While Euripides wrote Medea, 2400 years ago—Dramatist Luis Alfaro wrote versions of Medea as a Mexican immigrant crossing into the United States as an undocumented immigrant. Alfaro set this play in Chicago and then in a different version, set it in Los Angeles where it was performed in 2015 at the Getty Outdoor Theatre. The literature students will be studying in this resource is a persuasive review of the play from The Los Angeles Times. Also, students will work with AP style multiple choice questions on two different speeches delivered by Medea. Students will review important rhetorical devices and appeals, close read and annotate the text, view supporting video clips, listen to an NPR story on the cost of crossing the border, view a TED TALK on forgiveness vs. revenge, and view the writing prompt for the 2003 AP Literature essay Question #3 on tragic characters who make others suffer. This unit can be done to add a contemporary immigration flavor to the play for students after and during the reading of the play.
English translations are provided for a satirical song about marriage for immigration papers called “Corrido del Mojado” by Alegres de Teren. The lessons can work independent of studying Medea. There is also an opportunity to write a Rhetorical Précis, as well as supporting material for teaching this to your students. These four lessons prepares students for AP Language and Literature exams, Common Core extended response assessments, American and World Literature Course exams, the SAT and ACT essay and critical thinking activities

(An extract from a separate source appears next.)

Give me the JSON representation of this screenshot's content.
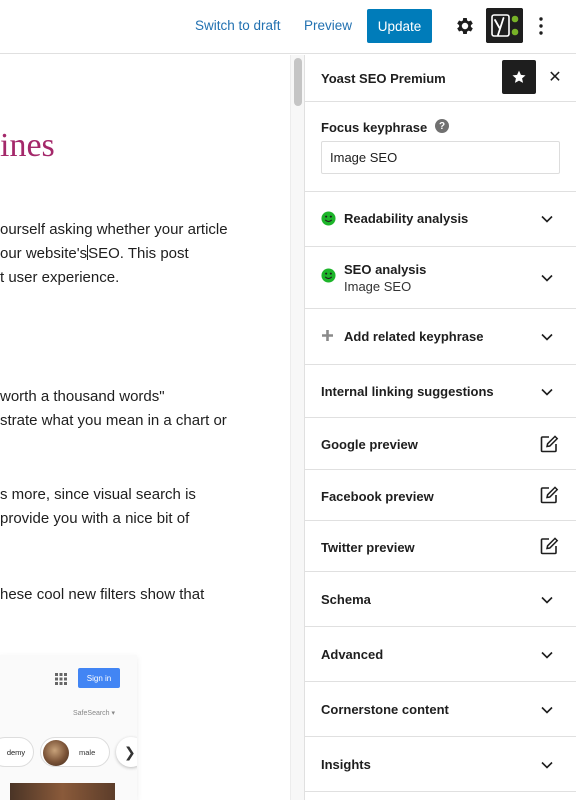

In this resource there is a unique detailed rubric that can be used to score Socratic Seminars in a way that encourages organic fluid discussions. In the guide there is a step by step explanation on how to conduct a fish-bowl discussion with the rubric. Students will be asked to synthesis an argument from articles from The New York Times Room for Debate series. The debate is on immigration in the United States. The packet includes complete lessons, common core standards, essential and key questions.
Tags: Debate, American Literature, World Literature, Socratic Seminar, writing, argument, AP Language, Pre-AP, Luis Alfaro, immigration, critical thinking, exile, Ancient Greeks, Euripides, rhetorical appeals, Los Angeles, Mexico, Chicago, TED TALKS, NPR, Medea, tragedy